Unfortunately, not all programs offer the same quality of training. That's why NCTQ regularly releases the Teacher Prep Review, a study that rates teacher preparation program quality based on critical standards around admissions, knowledge, and clinical practice.
These new rankings of teacher prep programs, released just a few weeks ago, confirm what you already know: the quality of training that new teachers possess varies quite a lot. While all new teachers will learn much more on the job, they need to come equipped with the basics. As the superintendent of San Diego Unified School District, Cindy Marten, noted at the release of the latest NAEP results, "our teachers need to enter on day one with a baseline knowledge of how to teach literacy and math."
We take a closer look here at the training that aspiring elementary teachers receive in these two essential functions of their job: teaching children reading and mathematics.
- Early reading: Overall, 35 percent of programs prepare teachers to teach reading. Undergraduate programs are more likely to provide strong training in early literacy instruction using research-based methods than graduate programs, but many still fall short.
- Elementary mathematics: It's harder to find a program steeping aspiring teachers in the math they'll be teaching - but nearly every state (43, to be exact) has at least one program getting elementary math training mostly right. Across all programs, 24 percent are providing strong preparation in elementary mathematics. Alternative route programs perform better than other types of prep programs, largely because most of them require applicants to demonstrate their math knowledge on a test before they are admitted to the program.
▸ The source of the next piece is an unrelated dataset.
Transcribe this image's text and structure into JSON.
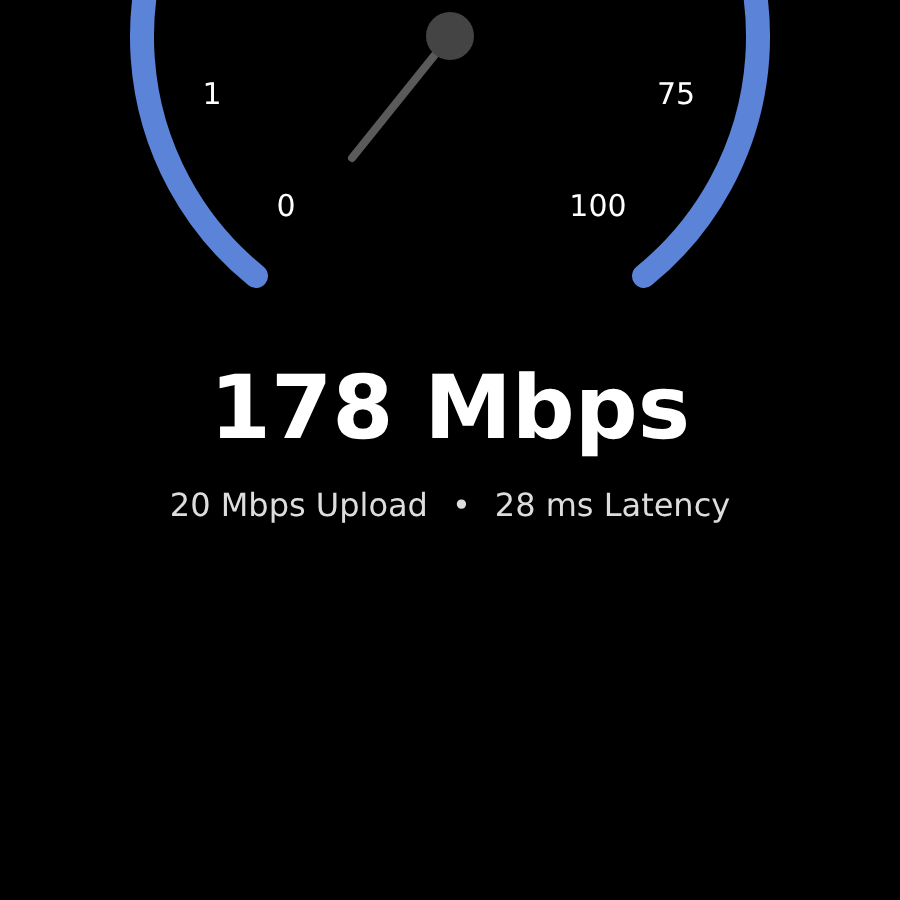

How can you find out whether the programs you recruit from are training their teacher candidates in these essentials (and in other critical areas like classroom management)? NCTQ offers a tool to help you find great programs. The Teacher Prep Review ranks thousands of prep programs, including undergraduate, graduate, and alternative route programs training elementary and secondary teachers.
Visit https://www.nctq.org/review/home and scroll to the bottom of the page, where you can:
- Search for an institution by name
- Search for all the programs in your state or in other states nearby
- Search for the best programs in a category (e.g., undergraduate elementary programs)
You'll see programs organized by their overall ranking; click on the program to see how it stacks up in specific areas.
You can look for programs that are strong overall (based on the research-backed components of what great teacher training needs to include), or look for programs that offer strong training in an area your district is focused on (like early reading or classroom management).
Want to talk more about how to use these data to target your new teacher recruitment? Contact Hannah Putman, NCTQ's Director of Research, at email@example.com.